Any deal with Syria to hand over its chemical weapons in the middle of a chaotic civil war would be difficult for inspectors to enforce and destroying them would likely take years, experts caution.
Accounting for Syria’s chemical arms cache — believed to be spread over dozens of locations — would be difficult, as would be shielding arms inspectors from violence. “This is a nice idea but tough to achieve,” said one US official speaking on condition of anonymity. Amy Smithson, an expert on nuclear, biological and chemical weapons at the James Martin Center for Nonproliferation Studies in Washington, said a lack of hard data on Syria’s chemical weapons inventory would complicate verification.
She pointed to years of cat-and-mouse maneuvering between UN inspectors and then-president Saddam Hussein in neighboring Iraq as an example of what could happen in Syria.

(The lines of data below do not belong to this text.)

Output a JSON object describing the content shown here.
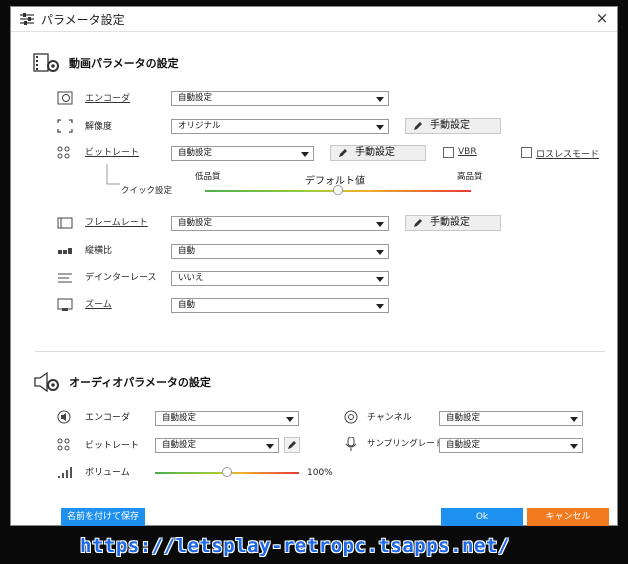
{
  "dialog": {
    "title": "パラメータ設定",
    "close_glyph": "×"
  },
  "video": {
    "section_title": "動画パラメータの設定",
    "encoder": {
      "label": "エンコーダ",
      "value": "自動設定"
    },
    "resolution": {
      "label": "解像度",
      "value": "オリジナル",
      "manual": "手動設定"
    },
    "bitrate": {
      "label": "ビットレート",
      "value": "自動設定",
      "manual": "手動設定",
      "vbr": "VBR",
      "lossless": "ロスレスモード"
    },
    "quick": {
      "label": "クイック設定",
      "low": "低品質",
      "default": "デフォルト値",
      "high": "高品質",
      "level": 0.5
    },
    "framerate": {
      "label": "フレームレート",
      "value": "自動設定",
      "manual": "手動設定"
    },
    "aspect": {
      "label": "縦横比",
      "value": "自動"
    },
    "deinterlace": {
      "label": "デインターレース",
      "value": "いいえ"
    },
    "zoom": {
      "label": "ズーム",
      "value": "自動"
    }
  },
  "audio": {
    "section_title": "オーディオパラメータの設定",
    "encoder": {
      "label": "エンコーダ",
      "value": "自動設定"
    },
    "channel": {
      "label": "チャンネル",
      "value": "自動設定"
    },
    "bitrate": {
      "label": "ビットレート",
      "value": "自動設定"
    },
    "samplerate": {
      "label": "サンプリングレート",
      "value": "自動設定"
    },
    "volume": {
      "label": "ボリューム",
      "value": "100%",
      "level": 0.5
    }
  },
  "footer": {
    "save_as": "名前を付けて保存",
    "ok": "Ok",
    "cancel": "キャンセル"
  },
  "watermark": "https://letsplay-retropc.tsapps.net/",
  "colors": {
    "ok": "#1e90f0",
    "cancel": "#f27a1f",
    "save": "#1e90f0"
  }
}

Experts say it would take months to locate and secure Syria’s chemical weapons and years to destroy them — and there is always the possibility some are left over. “You’re always going to have problem of bomb in basement,” said Joseph Cirincione of the Ploughshares Fund group, which opposes spread of nuclear, biological and chemical weapons.